Or the parents that compromise slightly on their Sabbath afternoon activities, but they still go to church in the morning…no big deal…’till they see their own kids not taking the grandkids to church because they not only compromise Sabbath in the afternoon, they also compromise Sabbath in the morning.
I think it can also happen to us corporately just as it corporately effected Israel:
Just tonight a group of us that love sports (as we watched the Super Bowl I know the irony) were discussing the challenges of interscholastic sports within our Adventist schools (also a concern outside of Adventism as well).
Years ago our schools decided to move away from the counsel of Ellen White in regards to emphasizing or over promoting interscholastic sports,
“I do not condemn the simple exercise of playing ball,” Ellen White said, “but this, even in its simplicity, may be overdone. I shrink always from the almost sure result which follows in the wake of these amusements. It leads to an outlay of means that should be expended in bringing the light of truth to souls.” Ellen White, 2nd Selected Messages, p. 322.
She also states in another book,
“The games that occupy so much of … [the student’s] time are diverting the mind from study. They are not helping to prepare the youth for practical, earnest work in life. Their influence does not tend toward refinement, generosity, or real manliness. Some of the most popular amusements, such as football and boxing, have become schools of brutality. They are developing the same characteristics as did the games of ancient Rome. The love of domination, the pride in mere brute force, the reckless disregard of life, are exerting upon the youth a power to demoralize that is appalling. Other athletic games, though not so brutalizing, are scarcely less objectionable because of the excess to which they are carried, they stimulate the love of pleasure and excitement, thus fostering a distaste for useful labor, a disposition to shun practical duties and responsibilities. They tend to destroy a relish for life’s sober realities and its tranquil enjoyments. Thus the door is opened to dissipation and lawlessness, with their terrible results.” –Ellen Whtie, Education, pp. 210, 211.

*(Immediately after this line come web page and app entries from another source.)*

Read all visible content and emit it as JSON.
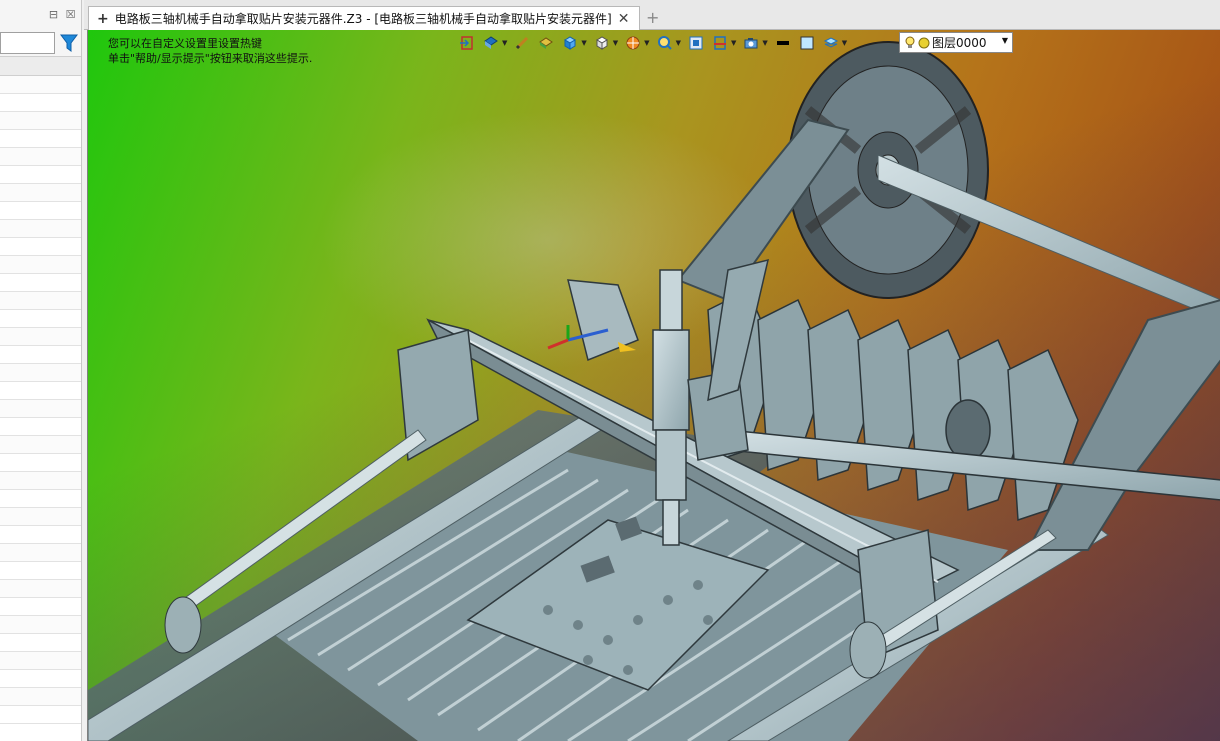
{
  "left_panel": {
    "panel_buttons": [
      "⊟",
      "☒"
    ],
    "filter_placeholder": "",
    "rows": 36
  },
  "tab": {
    "pin": "+",
    "title": "电路板三轴机械手自动拿取贴片安装元器件.Z3 - [电路板三轴机械手自动拿取贴片安装元器件]",
    "close": "✕",
    "add": "+"
  },
  "viewport": {
    "hint_line1": "您可以在自定义设置里设置热键",
    "hint_line2": "单击\"帮助/显示提示\"按钮来取消这些提示."
  },
  "toolbar": {
    "icons": [
      "exit-sketch-icon",
      "view-mode-icon",
      "pen-icon",
      "shaded-icon",
      "cube-display-icon",
      "view-cube-icon",
      "render-style-icon",
      "zoom-icon",
      "fit-view-icon",
      "section-icon",
      "camera-icon",
      "line-color-icon",
      "fill-color-icon",
      "layer-filter-icon"
    ],
    "layer_label": "图层0000"
  },
  "colors": {
    "gradient_green": "#1fc70d",
    "gradient_orange": "#b5741a",
    "gradient_blue": "#28286e",
    "metal": "#aec2c8"
  }
}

By ignoring this counsel at some point years and years ago we now have people that love sports, some of us that played varsity sports all through Adventist Education now asking the questions, “Are we missing something?” “Are we really helping the current generation by endorsing this the way we do?”
This is not a diatribe on sports. I enjoy them very much, we (my family) enjoy watching the games of our school and supporting the youth of our area. But with this passage in Judges in mind and the conversation I was a part of tonight, I just must be honest…I take pause…
Of course could we say the same for the emphasis on classroom academics and our abandonment of more outdoor education, or starting kids in school at 4, 5, & 6 rather than 7, 8, & 9…
What about in the church are our shrinking churches in North America reaping the consequences of abandoning the model of pastor as church planter/evangelist for the more convenient model of settled pastor.
Okay I will save those for another post 🙂
Whether you agree or disagree I hope we will all think and be cautious if not for ourselves, for the sake of future generations in all our decision making.
Tomorrow’s Reading: Psalm 15-17